What would you like to store your teas in?

Ideally, you will want to store your teas in a sealed container, out of direct sunlight. Read our article on how to store loose leaf tea.


Have a savvy tea taster try them. Make the teas correctly or call and ask for directions (on each package/sample).

Selling Tea

Bulk sales are encouraged in shops where applicable as this is an untapped and ever growing market. In order to sell bulk tea, you will need something to package your teas in, preferrably with branding labels. You will also need an accurate scale to measure out your tea. It helps to have instructions on your labels to help customers who aren’t familiar with making loose leaf tea.

Caffeine Content of Loose Leaf Tea

The Short Answer:

Here is a general guideline for how much the average cup of tea will have:

The Long Answer

Black tea, green tea, oolong tea, and white tea all contain caffeine. It’s commonly believed that black tea has the highest caffeine content while green and white tea has the lowest caffeine content. However, this isn’t always true.

Oxidation Doesn’t Affect Caffeine Content

What makes a green tea different from a black tea? Oxidation. All teas start from a freshly plucked leaf. It’s all about how long they’re allowed to sit out and naturally break down. During this process, the caffeine content remains the same. So the same leaf made into a green or a black tea will have the same caffeine.

What Affects Caffeine Content in Tea?

Caffeine molecule

  • Steeping Time: The longer you steep a tea, the more caffeine you get. That’s part of the reason why black tea tends to have more caffeine, because it steeps longer than green or white tea.
  • Steeping Temperature: The hotter the water, the more caffeine gets in your pot of tea.
  • Size of Harvested Leaf: Tea buds have the highest caffeine content. The lower leafs on the tea tree have lower caffeine. Guess what teas generally use the most tea buds? White teas and premium grade teas.
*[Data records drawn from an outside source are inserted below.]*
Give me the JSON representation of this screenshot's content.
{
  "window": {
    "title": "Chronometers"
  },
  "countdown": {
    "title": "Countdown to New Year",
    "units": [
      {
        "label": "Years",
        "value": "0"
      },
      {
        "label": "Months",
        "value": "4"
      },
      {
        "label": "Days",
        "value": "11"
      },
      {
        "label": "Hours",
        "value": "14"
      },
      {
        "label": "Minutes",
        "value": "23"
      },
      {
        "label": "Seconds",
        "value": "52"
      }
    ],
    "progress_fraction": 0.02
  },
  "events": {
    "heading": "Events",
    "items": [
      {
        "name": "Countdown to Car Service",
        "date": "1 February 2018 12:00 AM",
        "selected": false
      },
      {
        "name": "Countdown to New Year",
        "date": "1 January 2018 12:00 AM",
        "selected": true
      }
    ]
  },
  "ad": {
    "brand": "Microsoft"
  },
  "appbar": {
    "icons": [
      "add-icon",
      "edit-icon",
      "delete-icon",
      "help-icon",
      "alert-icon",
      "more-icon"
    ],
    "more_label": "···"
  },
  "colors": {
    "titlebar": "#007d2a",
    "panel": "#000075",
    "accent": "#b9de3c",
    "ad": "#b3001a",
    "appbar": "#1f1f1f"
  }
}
Check out this article to see a fun graphic on how much caffeine is in each part of the leaf.
  • Fineness of Finished Tea: Some teas like oolongs have broad leaves when steeped. However, many breakfast teas have a broken leaf. Broken tea leaves lead to more caffeine getting released in your cup of tea.
  • Shading: A shade grown tea like Gyokuro will have a higher caffeine content than a tea grown in full sun.
  • Assam vs Chinese varieties: Indian Assam varieties of tea tend to have more caffeine than Chinese varieties.
  • Time Harvested: Tea harvested in warm months tends to have higher caffeine than teas grown in the cooler months.
  • Multiple Infusions Reduces Caffeine: To see how much caffeine is removed per infusion, check out this article with a fun graphic.


Fun Fact: Did you know that on average, the caffeine in 2 cups of tea equals 1 cup of coffee? Source: FDA